A Crown Resorts board director says he did not know the company had staff on the ground in China before they were arrested and detained over alleged violations of local anti-gambling laws.

Advertising guru Harold Mitchell, a Crown director since 2011, on Friday faced an inquiry into the company’s suitability to operate a new casino at Sydney’s Barangaroo.

Mr Mitchell said he did not know why he had been kept in the dark, but did not believe anyone was hiding anything.

The company’s incentive structure for executives, which takes into account Crown’s financial performance, did not encourage people to conceal important information, he insisted.

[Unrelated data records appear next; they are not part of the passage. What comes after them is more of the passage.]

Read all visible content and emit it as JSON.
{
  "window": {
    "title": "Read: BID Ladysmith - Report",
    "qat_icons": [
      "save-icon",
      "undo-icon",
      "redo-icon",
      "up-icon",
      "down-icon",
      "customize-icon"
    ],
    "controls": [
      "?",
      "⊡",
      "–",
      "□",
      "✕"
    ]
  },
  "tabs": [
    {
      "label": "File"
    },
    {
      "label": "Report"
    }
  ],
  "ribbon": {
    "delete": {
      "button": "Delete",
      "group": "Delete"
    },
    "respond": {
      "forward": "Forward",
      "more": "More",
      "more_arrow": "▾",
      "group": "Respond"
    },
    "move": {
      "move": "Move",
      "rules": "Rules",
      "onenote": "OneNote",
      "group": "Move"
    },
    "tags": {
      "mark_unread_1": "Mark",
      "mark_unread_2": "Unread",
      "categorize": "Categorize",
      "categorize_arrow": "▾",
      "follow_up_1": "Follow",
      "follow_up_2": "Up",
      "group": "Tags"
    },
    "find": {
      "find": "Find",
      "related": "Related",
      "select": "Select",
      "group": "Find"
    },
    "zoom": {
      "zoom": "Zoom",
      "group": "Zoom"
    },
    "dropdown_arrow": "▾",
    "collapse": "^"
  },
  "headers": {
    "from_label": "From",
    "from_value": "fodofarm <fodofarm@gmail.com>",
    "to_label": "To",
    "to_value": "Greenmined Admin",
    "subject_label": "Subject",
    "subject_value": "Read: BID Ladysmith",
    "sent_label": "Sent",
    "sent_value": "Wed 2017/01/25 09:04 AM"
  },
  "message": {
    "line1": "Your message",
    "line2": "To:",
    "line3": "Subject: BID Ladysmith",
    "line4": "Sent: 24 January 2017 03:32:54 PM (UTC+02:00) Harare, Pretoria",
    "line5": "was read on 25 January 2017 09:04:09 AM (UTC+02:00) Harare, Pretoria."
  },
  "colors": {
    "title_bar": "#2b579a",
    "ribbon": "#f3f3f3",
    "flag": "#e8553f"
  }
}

Mr Mitchell took no steps to investigate two bank accounts alleged in media reporting last year to have been used for money laundering, assuming that management were investigating, he told the inquiry.

“It is the curiosity of the directors to look at these things that is necessary, isn’t it?”, commissioner Patricia Bergin asked.

Crown is being examined for its fitness to operate the new casino amid allegations it partnered with controversial “junket operators” which had links to organised crime.

Major shareholder James Packer gave evidence over three days earlier this week, describing involvement in the inquiry as “a terribly painful and shocking experience for the board, as it has been for me”.

“I won’t be going on the board again,” he said.

Fellow Crown board member and former AFL boss Andrew Demetriou is scheduled to give evidence on Friday afternoon.